The studies of second language acquisition are only 40–45 years which is considered a young field. It examines how second languages are learned and the acquisition of a language beyond the native language and also how learners create a new language system with only limited exposure to a second language. This is then expanded into 3 schools of thoughts which are the main characteristics of language learning which is behaviourism, cognitivisim and constructivism. Behaviourism emerged in 1940s and 1950s and focuses only on the objectively observable aspects of learning. Learning is based on human responses that can be perceived, recorded and measured. It used the scientific approach. In teaching, we need to teach students good habits to learn. There are two typical models which is Classical conditioning (Pavlov’s dog) and Operant conditioning (Skinner’s boxes). Conditioning is a 3-stage procedure which is stimulus, response & reinforcement. Educational approaches of this school includes applied behavior analysis, curriculum based measurement and direct instruction. Notable behaviorists are Ivan Pavlov and B. F. Skinner who is famous for his book, Verbal Behavior.

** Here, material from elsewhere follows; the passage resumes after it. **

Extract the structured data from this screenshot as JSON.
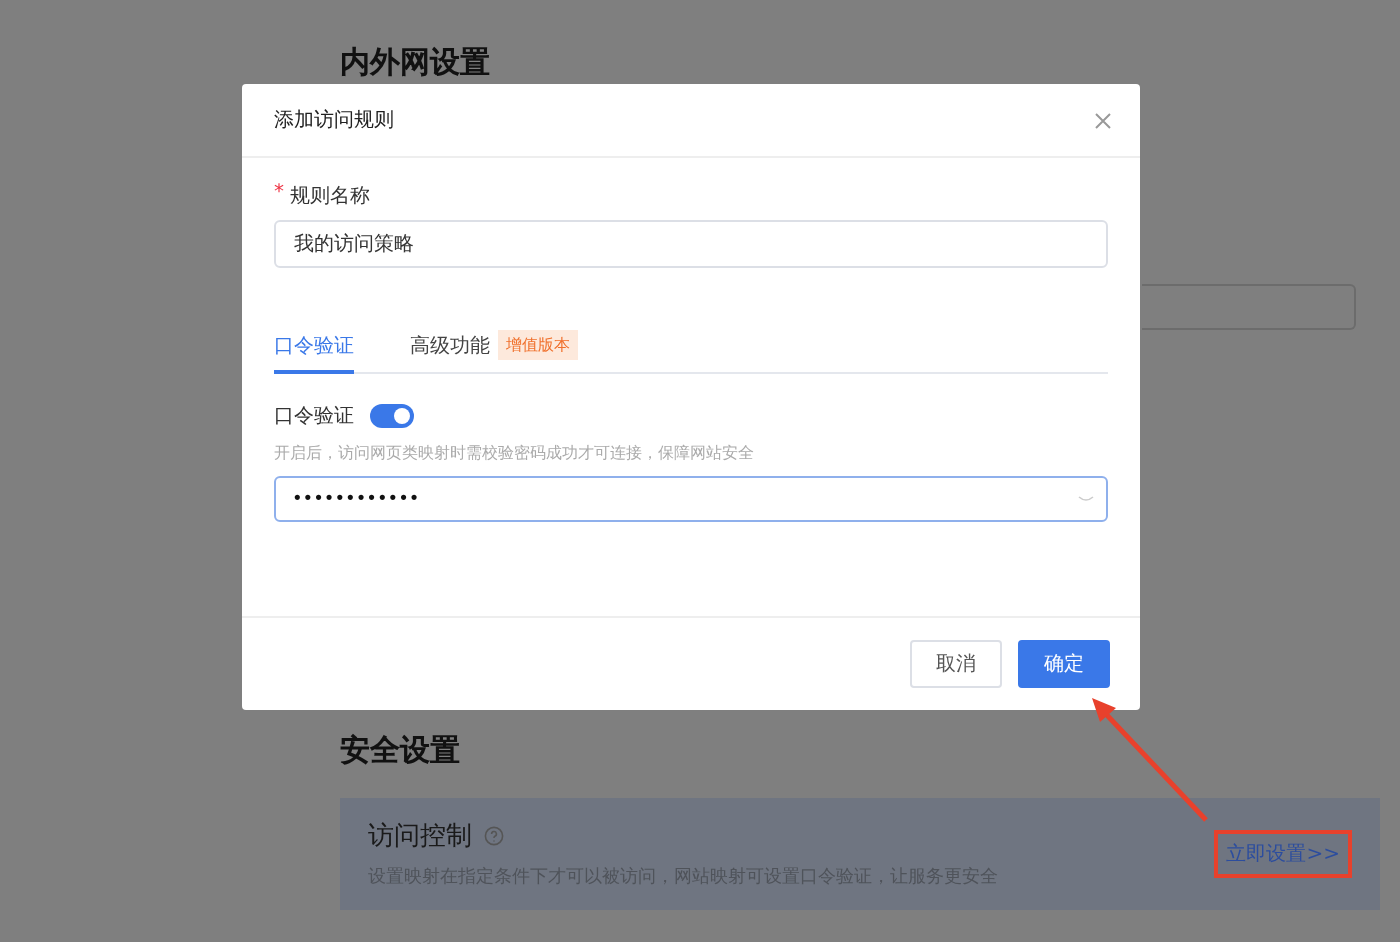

The second school of thoughts is cognitivism which looks beyond behaviour to explain brain-based learning. It requires significance of meaning, understanding, and knowing. Cognitivists criticises behaviorists for being too dependent on overt behavior to explain learning. They also consider how human memory works to promote learning such as the ability of short term and long term memory. There are two key assumptions which are that the memory system is an active organised processor of information and that prior knowledge plays an important role in learning. Aspects of cognitivism can be found in learning how to learn, social role acquisition, intelligence, learning and memory as related to age. Notable cognitivists are like Noam Chomsky and Stephen Krashen.
The third school of thoughts is constructivism which is a process in which the learner actively constructs or builds new ideas or concepts based upon current and past knowledge or experience. It is very personal in that it internalised concepts, rules, and general principles may consequently be applied in a practical real-world contexts. Knowledge is constructed when individuals engage socially in talk and activity about shared problems or tasks. It promotes a student's free exploration within a given framework or structure. Teacher acts as a facilitator who encourages students to discover principles for themselves and to construct knowledge by working to solve realistic problems. Aspects of constructivism can be found in self-directed learning, transformational learning, experiential learning, situated cognition, reflective practice and religious practice. Notable constructivists include Jean Piaget, Lev Vygotsky and Immanuel Kant.